(Collected data)
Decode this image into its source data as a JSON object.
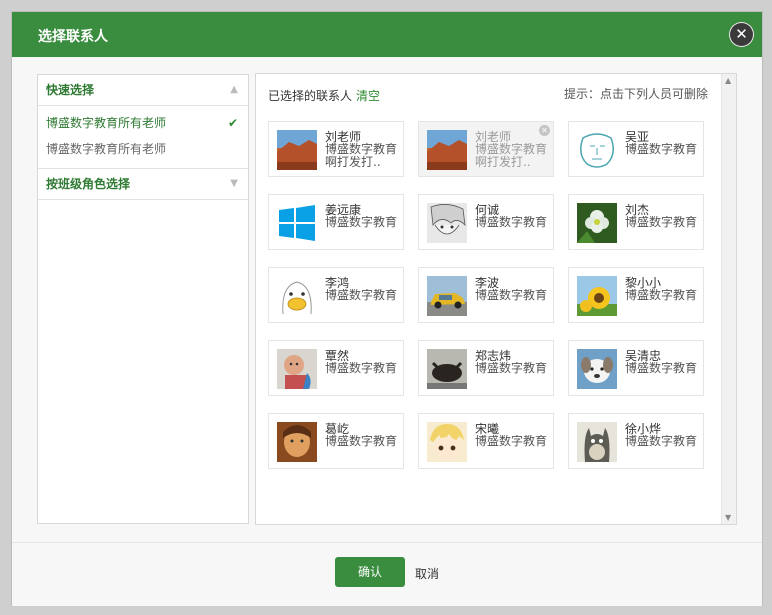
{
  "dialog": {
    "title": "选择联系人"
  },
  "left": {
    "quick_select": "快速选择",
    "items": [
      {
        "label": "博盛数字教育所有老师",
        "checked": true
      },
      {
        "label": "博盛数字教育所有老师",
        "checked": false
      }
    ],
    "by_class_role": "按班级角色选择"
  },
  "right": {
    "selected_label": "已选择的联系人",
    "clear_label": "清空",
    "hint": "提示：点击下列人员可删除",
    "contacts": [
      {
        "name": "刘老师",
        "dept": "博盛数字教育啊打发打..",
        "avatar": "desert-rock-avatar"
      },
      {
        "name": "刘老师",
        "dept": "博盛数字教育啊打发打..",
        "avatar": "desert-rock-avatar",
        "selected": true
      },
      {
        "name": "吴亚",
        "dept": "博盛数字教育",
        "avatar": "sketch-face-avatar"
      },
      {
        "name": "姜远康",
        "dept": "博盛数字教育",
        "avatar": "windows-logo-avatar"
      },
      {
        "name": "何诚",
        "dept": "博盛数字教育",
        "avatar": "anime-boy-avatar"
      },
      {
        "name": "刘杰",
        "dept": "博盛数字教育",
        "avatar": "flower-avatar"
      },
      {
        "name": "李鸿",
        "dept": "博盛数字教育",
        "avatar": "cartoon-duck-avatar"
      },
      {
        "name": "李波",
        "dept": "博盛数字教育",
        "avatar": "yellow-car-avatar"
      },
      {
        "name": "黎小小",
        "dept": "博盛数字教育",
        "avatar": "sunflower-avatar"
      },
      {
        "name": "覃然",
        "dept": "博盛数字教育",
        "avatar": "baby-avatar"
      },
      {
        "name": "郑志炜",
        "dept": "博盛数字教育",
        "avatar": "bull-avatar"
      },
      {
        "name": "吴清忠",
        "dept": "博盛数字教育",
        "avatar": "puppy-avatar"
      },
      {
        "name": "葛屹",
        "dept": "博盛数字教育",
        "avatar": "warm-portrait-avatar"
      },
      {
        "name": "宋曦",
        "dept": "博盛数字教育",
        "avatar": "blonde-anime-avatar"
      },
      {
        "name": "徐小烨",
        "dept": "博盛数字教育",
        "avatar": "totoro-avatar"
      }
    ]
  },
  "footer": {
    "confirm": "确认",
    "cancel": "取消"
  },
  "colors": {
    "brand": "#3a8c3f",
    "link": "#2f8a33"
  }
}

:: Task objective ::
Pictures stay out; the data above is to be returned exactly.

:: Result below ::
Decode this image into its source data as a JSON object.
{
  "dialog": {
    "title": "选择联系人"
  },
  "left": {
    "quick_select": "快速选择",
    "items": [
      {
        "label": "博盛数字教育所有老师",
        "checked": true
      },
      {
        "label": "博盛数字教育所有老师",
        "checked": false
      }
    ],
    "by_class_role": "按班级角色选择"
  },
  "right": {
    "selected_label": "已选择的联系人",
    "clear_label": "清空",
    "hint": "提示：点击下列人员可删除",
    "contacts": [
      {
        "name": "刘老师",
        "dept": "博盛数字教育啊打发打..",
        "avatar": "desert-rock-avatar"
      },
      {
        "name": "刘老师",
        "dept": "博盛数字教育啊打发打..",
        "avatar": "desert-rock-avatar",
        "selected": true
      },
      {
        "name": "吴亚",
        "dept": "博盛数字教育",
        "avatar": "sketch-face-avatar"
      },
      {
        "name": "姜远康",
        "dept": "博盛数字教育",
        "avatar": "windows-logo-avatar"
      },
      {
        "name": "何诚",
        "dept": "博盛数字教育",
        "avatar": "anime-boy-avatar"
      },
      {
        "name": "刘杰",
        "dept": "博盛数字教育",
        "avatar": "flower-avatar"
      },
      {
        "name": "李鸿",
        "dept": "博盛数字教育",
        "avatar": "cartoon-duck-avatar"
      },
      {
        "name": "李波",
        "dept": "博盛数字教育",
        "avatar": "yellow-car-avatar"
      },
      {
        "name": "黎小小",
        "dept": "博盛数字教育",
        "avatar": "sunflower-avatar"
      },
      {
        "name": "覃然",
        "dept": "博盛数字教育",
        "avatar": "baby-avatar"
      },
      {
        "name": "郑志炜",
        "dept": "博盛数字教育",
        "avatar": "bull-avatar"
      },
      {
        "name": "吴清忠",
        "dept": "博盛数字教育",
        "avatar": "puppy-avatar"
      },
      {
        "name": "葛屹",
        "dept": "博盛数字教育",
        "avatar": "warm-portrait-avatar"
      },
      {
        "name": "宋曦",
        "dept": "博盛数字教育",
        "avatar": "blonde-anime-avatar"
      },
      {
        "name": "徐小烨",
        "dept": "博盛数字教育",
        "avatar": "totoro-avatar"
      }
    ]
  },
  "footer": {
    "confirm": "确认",
    "cancel": "取消"
  },
  "colors": {
    "brand": "#3a8c3f",
    "link": "#2f8a33"
  }
}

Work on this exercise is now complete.